→ Work to complete
Which lines in the data contain the word "title"? Please copy each of them.

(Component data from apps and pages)
- Opening Delimiter -

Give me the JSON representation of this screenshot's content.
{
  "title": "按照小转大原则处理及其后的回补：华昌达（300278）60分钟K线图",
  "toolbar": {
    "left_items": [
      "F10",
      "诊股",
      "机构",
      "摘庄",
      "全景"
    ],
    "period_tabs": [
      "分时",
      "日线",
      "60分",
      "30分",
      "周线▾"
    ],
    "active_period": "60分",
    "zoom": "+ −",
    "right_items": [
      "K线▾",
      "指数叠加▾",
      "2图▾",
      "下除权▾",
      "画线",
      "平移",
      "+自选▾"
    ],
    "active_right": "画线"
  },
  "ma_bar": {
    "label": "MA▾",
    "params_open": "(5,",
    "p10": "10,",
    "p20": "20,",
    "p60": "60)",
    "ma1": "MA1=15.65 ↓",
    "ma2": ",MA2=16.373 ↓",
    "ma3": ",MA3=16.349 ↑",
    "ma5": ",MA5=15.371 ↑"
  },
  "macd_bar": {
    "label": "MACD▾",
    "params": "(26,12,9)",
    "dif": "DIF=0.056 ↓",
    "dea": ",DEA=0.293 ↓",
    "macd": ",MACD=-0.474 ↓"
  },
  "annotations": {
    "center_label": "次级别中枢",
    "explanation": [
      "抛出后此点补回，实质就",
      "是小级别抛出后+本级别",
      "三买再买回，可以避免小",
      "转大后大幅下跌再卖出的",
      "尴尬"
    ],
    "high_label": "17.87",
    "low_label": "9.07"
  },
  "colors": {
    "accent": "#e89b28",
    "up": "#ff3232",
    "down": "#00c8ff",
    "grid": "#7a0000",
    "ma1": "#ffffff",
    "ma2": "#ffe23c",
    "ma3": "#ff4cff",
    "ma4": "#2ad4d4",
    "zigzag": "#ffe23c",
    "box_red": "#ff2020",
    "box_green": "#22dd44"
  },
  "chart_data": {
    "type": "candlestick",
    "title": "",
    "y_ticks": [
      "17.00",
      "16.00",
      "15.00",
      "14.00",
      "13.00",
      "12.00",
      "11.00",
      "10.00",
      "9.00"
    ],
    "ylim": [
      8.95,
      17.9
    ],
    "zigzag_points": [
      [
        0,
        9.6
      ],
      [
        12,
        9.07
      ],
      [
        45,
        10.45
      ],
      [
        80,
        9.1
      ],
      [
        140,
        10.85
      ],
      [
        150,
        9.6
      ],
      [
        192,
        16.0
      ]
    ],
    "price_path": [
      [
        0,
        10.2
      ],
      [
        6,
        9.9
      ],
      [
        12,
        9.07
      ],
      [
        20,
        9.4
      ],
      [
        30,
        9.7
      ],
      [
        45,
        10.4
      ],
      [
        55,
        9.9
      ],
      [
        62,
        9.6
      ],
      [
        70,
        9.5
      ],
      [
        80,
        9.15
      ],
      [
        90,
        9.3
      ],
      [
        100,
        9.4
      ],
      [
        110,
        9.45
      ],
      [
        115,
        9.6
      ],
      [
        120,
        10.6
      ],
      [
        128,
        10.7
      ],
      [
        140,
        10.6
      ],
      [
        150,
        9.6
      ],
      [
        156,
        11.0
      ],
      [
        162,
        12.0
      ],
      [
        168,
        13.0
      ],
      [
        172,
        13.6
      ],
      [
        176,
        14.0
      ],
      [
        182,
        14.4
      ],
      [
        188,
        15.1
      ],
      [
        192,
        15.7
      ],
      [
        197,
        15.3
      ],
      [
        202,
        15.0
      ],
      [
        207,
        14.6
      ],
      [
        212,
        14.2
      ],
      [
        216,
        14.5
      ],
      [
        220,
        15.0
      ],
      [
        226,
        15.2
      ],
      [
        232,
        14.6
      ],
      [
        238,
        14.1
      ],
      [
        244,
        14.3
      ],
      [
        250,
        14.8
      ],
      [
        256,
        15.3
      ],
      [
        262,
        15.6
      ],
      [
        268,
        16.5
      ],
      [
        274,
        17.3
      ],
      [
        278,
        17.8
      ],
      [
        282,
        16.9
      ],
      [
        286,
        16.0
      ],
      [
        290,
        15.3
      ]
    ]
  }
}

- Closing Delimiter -

→ Solution
  "title": "按照小转大原则处理及其后的回补：华昌达（300278）60分钟K线图",
    "title": "",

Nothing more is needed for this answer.